Since the Competition Pro has four buttons but the C64 only supports one or two (mainly for the C64 game system or new releases), it's suggested to connect the two large buttons to IN1A and IN1B and the two small buttons to IN2A and IN2B. Of course you can choose to wire them differently. Just note that the A and B buttons are ORed internally. So if you press either IN1A or IN1A, this will cause cause a button press signal on OUT1 and the same for IN2A, IN2B and OUT2.
To switch between C64 and Amiga mode, press the button (switch to ground) connected to input pin IN2A when the joystick is powered on. Then the button connected to IN1B selects the mode: button pressed (low) selects C64 mode, button unpressed (high) selects Amiga mode. Using the Amiga mode with a C64 doesn't damage the SID, but the button simply won't work. Using C64 mode with an Amiga should cause the button to behave inverted but I didn't really test that.
Whatever you selected last in stored in NVRAM and used until the mode is switched again. Actually there is an LED to display the mode (C64 mode: LED on) and one for the rapidfire switch as well. Unfortunately, unless you have a transparent case, these are not really visible.
There is a little quirk regarding IN2B. I noticed too late that pressing N2B/PIO0_4 during power up seems to block the program execution. This behavior is not really documented anywhere and therefore I'm still unsure if this is due to the TRST (JTAG Reset) or WAKEUP functionality. I suspect the device somehow assumes it's in boundary scan when this pin is low during startup, so I couldn't use it for mode selection.
The main functionality is the switchable rapid fire for button 1. It only
works for the first button as this is the only thing that makes sense.
AFAIK the 2nd buttons is never used in a way that rapid fire would be
helpful. Note that the frequency is set to 25Hz which is supposed to be
the "ideal" frequency. There currently is no way to change that other than
to change the software.
Since I couldn't find any switch with an actuator that would be reachable from the outside, I decided to go for a Tru Components CSS-1202 switch with a 4mm actuator and 3D print and extension that can be reached from outside the joystick case.
All files related to this project can be found in the BitBucket
This is a spare time project I did without any commercial interest.
Everything is released under the Creative Commons CC-BY license.
In a nutshell this means that you can do share, modify and use everything released under this license even for commercial projects.

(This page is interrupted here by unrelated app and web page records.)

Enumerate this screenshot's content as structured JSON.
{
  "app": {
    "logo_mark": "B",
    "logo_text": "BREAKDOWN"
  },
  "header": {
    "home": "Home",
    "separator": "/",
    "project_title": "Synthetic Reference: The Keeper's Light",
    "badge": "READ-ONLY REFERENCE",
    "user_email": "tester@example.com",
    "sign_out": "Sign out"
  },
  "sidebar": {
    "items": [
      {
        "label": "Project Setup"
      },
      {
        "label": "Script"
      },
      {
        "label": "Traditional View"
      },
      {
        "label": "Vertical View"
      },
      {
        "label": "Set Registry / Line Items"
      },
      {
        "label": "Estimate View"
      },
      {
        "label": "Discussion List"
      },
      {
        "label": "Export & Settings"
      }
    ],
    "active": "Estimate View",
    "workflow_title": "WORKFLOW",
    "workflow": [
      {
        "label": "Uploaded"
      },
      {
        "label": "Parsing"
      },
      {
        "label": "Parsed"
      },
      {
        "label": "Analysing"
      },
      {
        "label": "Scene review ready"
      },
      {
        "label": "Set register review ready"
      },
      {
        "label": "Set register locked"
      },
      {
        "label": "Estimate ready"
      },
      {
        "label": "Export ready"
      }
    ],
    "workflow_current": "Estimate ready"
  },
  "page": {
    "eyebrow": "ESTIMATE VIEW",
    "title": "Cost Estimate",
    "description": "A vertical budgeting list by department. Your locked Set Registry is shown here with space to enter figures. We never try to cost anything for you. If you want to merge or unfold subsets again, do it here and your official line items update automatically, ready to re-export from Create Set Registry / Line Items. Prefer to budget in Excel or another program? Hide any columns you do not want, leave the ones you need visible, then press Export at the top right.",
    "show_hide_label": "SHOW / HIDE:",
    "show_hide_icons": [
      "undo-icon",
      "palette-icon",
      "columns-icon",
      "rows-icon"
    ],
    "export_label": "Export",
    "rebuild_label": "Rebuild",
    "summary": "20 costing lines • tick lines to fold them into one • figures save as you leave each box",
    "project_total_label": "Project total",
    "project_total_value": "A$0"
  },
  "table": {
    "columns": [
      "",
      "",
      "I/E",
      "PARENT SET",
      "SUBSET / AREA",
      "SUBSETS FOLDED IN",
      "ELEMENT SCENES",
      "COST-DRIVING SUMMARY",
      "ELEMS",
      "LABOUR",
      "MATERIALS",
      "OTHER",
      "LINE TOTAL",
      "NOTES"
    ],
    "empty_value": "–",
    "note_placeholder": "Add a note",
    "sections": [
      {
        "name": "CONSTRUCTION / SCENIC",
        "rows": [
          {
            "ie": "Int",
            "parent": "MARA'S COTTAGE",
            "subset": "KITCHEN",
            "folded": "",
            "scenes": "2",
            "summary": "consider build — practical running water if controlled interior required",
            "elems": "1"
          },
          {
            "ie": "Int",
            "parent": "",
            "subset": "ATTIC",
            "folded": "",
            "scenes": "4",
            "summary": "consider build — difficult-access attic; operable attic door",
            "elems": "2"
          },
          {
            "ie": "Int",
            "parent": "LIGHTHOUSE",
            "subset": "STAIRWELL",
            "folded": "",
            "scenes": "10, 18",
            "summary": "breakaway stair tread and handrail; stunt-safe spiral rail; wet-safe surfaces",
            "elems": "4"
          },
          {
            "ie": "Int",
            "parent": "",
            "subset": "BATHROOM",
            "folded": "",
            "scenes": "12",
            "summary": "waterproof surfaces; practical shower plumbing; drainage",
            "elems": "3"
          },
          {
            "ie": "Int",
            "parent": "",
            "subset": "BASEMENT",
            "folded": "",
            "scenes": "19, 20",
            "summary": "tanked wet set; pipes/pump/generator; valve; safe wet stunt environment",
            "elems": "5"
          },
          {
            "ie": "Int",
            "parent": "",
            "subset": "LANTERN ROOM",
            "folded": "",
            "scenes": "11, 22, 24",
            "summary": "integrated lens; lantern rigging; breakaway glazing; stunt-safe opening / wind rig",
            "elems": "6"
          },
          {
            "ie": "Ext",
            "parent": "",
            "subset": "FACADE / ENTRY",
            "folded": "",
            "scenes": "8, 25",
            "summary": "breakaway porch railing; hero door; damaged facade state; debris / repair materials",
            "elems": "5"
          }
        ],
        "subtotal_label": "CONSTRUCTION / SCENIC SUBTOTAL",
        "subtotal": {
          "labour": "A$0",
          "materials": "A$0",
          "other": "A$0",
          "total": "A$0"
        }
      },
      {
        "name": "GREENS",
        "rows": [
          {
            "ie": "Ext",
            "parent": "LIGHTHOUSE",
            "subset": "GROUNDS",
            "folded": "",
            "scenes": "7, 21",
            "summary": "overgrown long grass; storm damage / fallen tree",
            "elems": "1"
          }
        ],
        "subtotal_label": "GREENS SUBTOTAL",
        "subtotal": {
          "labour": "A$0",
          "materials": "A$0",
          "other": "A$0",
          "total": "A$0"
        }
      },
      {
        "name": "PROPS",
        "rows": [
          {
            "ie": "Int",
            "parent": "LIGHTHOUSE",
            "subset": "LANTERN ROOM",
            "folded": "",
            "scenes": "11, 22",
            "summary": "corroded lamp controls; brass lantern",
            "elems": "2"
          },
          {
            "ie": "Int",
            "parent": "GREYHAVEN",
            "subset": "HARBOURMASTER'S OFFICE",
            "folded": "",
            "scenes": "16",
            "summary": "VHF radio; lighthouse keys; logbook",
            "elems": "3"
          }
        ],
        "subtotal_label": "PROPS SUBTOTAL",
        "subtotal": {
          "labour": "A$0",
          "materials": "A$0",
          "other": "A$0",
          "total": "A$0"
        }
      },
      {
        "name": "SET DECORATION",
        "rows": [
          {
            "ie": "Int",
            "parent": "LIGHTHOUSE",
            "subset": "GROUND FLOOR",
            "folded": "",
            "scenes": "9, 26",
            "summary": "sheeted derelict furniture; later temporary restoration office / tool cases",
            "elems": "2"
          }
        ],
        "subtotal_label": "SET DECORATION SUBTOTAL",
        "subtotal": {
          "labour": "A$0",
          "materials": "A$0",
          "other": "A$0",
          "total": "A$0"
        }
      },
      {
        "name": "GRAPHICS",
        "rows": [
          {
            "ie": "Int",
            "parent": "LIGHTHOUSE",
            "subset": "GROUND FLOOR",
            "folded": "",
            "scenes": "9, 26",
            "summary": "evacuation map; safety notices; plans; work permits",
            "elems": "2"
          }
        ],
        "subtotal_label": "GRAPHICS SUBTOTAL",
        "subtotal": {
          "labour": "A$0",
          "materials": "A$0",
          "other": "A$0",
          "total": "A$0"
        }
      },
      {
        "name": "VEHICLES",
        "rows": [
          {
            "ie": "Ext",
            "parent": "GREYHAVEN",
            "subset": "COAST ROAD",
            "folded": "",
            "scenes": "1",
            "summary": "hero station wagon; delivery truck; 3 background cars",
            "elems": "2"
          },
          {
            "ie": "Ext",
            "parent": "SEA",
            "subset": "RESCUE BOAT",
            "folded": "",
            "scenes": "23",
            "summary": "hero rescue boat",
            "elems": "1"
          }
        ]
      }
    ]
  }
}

You just need to give me appropriate credit, indicate what changes you made and agree not to try to force a more restrictive license on my work.
See the CC BY license for details.